● Task instructions
Type the entries out once more. Match them exactly.

(Interface dataset entries)

════════

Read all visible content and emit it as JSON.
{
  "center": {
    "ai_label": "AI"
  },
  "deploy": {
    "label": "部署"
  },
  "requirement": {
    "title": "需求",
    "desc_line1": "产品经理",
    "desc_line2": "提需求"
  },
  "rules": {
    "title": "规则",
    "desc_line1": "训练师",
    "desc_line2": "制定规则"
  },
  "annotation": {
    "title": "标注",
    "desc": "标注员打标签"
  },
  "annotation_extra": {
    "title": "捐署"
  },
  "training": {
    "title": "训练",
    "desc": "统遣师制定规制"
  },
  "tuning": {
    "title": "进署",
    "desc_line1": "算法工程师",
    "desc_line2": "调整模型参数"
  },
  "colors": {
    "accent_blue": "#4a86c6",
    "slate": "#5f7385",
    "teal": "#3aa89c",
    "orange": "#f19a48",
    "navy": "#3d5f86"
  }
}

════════

● Solution to this exercise
Read all visible content and emit it as JSON.
{
  "center": {
    "ai_label": "AI"
  },
  "deploy": {
    "label": "部署"
  },
  "requirement": {
    "title": "需求",
    "desc_line1": "产品经理",
    "desc_line2": "提需求"
  },
  "rules": {
    "title": "规则",
    "desc_line1": "训练师",
    "desc_line2": "制定规则"
  },
  "annotation": {
    "title": "标注",
    "desc": "标注员打标签"
  },
  "annotation_extra": {
    "title": "捐署"
  },
  "training": {
    "title": "训练",
    "desc": "统遣师制定规制"
  },
  "tuning": {
    "title": "进署",
    "desc_line1": "算法工程师",
    "desc_line2": "调整模型参数"
  },
  "colors": {
    "accent_blue": "#4a86c6",
    "slate": "#5f7385",
    "teal": "#3aa89c",
    "orange": "#f19a48",
    "navy": "#3d5f86"
  }
}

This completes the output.